◆ **TASK**: Your answer should consist of every line from the records that holds the string "icon".

[Excerpts from a dataset]
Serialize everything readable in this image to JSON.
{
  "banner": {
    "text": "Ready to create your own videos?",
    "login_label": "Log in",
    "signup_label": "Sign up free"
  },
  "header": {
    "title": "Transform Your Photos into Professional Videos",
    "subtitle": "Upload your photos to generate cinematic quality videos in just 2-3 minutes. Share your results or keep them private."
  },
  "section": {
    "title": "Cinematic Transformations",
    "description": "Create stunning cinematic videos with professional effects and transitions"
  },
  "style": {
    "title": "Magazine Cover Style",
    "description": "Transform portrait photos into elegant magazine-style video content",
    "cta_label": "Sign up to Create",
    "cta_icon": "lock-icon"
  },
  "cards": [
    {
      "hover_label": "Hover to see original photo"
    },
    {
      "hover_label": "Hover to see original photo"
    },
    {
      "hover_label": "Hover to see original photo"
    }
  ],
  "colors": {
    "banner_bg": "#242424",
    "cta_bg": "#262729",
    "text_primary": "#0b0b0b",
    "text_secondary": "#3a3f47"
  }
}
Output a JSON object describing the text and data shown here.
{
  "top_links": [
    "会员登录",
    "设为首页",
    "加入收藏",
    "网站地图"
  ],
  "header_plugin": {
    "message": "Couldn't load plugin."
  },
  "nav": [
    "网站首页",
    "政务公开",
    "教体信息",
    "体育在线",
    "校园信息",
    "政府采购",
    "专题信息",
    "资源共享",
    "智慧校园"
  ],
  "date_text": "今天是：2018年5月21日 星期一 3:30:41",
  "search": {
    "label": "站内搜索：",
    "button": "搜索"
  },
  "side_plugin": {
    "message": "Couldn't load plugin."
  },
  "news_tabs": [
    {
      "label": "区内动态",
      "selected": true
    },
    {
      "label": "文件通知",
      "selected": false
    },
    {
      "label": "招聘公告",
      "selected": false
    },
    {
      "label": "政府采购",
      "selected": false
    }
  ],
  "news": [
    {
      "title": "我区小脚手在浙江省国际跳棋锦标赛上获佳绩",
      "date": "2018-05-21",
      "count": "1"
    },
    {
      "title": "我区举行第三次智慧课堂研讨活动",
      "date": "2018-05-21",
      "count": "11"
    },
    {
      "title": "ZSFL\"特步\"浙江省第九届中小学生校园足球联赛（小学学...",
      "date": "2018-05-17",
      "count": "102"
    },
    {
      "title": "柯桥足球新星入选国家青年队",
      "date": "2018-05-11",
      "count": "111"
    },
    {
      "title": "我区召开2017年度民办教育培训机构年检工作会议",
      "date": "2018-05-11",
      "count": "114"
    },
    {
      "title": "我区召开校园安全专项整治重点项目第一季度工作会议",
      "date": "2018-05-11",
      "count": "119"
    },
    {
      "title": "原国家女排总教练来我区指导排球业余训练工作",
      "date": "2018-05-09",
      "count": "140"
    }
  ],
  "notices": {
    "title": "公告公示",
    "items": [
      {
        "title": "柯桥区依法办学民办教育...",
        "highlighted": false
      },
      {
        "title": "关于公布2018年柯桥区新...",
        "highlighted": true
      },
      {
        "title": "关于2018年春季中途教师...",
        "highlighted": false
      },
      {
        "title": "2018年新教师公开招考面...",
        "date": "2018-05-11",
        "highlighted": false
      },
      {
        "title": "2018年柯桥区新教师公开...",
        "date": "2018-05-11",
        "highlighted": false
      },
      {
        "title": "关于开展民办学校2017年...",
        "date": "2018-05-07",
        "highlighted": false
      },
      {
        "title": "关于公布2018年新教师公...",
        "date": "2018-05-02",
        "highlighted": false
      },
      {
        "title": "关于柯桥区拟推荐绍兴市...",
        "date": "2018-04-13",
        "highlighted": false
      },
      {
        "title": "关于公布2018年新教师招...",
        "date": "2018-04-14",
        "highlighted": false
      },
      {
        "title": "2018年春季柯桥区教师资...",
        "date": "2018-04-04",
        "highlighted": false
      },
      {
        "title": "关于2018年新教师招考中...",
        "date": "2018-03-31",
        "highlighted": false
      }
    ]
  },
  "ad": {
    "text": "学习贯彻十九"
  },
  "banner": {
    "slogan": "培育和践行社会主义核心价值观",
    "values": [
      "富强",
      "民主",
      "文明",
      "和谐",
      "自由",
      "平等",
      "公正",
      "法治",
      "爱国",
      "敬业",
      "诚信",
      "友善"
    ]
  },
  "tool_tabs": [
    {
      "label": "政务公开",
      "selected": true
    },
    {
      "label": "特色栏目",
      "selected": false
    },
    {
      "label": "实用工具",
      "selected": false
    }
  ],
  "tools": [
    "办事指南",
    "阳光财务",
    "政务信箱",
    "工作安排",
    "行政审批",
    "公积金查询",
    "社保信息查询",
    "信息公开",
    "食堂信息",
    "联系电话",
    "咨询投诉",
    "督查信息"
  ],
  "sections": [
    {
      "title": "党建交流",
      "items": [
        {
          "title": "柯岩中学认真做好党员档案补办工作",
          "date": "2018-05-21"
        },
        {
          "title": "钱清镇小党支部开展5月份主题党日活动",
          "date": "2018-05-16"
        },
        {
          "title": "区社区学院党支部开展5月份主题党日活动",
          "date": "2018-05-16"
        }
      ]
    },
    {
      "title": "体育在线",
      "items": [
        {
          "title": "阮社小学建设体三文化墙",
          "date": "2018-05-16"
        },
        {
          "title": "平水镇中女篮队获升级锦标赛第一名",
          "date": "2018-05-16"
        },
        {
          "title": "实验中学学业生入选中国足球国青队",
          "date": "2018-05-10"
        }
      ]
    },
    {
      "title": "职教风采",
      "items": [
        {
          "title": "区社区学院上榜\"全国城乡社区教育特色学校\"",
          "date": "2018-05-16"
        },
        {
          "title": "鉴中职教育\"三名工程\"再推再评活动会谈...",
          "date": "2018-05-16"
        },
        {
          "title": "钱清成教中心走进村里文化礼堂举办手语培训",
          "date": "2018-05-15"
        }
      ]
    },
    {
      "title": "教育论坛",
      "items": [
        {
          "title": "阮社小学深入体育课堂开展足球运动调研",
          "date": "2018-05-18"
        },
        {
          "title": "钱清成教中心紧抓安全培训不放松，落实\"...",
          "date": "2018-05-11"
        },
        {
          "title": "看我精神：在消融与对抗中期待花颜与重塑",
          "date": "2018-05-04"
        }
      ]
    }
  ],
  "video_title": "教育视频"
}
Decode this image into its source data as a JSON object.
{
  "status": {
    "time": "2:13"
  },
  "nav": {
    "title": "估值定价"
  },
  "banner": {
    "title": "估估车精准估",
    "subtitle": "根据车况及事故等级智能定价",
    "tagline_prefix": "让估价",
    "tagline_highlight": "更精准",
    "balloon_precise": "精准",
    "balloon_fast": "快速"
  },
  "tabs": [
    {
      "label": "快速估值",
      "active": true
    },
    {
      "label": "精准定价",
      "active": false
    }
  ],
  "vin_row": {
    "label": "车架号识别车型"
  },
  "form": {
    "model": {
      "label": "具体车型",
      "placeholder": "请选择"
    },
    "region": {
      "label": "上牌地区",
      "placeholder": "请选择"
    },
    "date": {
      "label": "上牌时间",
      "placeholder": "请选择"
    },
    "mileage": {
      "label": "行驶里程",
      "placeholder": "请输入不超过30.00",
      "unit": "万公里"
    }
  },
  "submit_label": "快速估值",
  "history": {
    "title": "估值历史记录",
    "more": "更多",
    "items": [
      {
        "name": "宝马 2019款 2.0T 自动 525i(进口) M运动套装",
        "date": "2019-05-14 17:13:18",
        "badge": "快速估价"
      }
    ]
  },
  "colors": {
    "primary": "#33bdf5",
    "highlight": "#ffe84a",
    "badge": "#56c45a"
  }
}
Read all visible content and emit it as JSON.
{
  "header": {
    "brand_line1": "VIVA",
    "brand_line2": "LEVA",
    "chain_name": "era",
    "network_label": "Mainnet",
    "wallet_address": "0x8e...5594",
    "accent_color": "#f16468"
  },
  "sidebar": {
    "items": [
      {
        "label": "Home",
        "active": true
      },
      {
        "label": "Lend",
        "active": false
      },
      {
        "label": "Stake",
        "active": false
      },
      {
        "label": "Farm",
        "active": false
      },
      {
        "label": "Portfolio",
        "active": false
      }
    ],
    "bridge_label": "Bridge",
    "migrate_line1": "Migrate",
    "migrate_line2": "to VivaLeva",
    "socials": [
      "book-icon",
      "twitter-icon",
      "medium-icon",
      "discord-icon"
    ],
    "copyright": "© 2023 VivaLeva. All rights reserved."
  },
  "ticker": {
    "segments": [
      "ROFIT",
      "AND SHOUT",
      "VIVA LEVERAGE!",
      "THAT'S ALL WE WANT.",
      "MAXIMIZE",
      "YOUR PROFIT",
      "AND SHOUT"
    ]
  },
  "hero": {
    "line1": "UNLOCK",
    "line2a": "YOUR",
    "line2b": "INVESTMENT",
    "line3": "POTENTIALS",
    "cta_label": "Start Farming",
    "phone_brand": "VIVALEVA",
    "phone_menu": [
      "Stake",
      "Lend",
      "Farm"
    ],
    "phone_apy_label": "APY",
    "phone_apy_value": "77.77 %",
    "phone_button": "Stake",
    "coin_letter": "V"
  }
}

◆ **RESPONSE TO THIS EXERCISE**:
    "cta_icon": "lock-icon"
      "book-icon",
      "twitter-icon",
      "medium-icon",
      "discord-icon"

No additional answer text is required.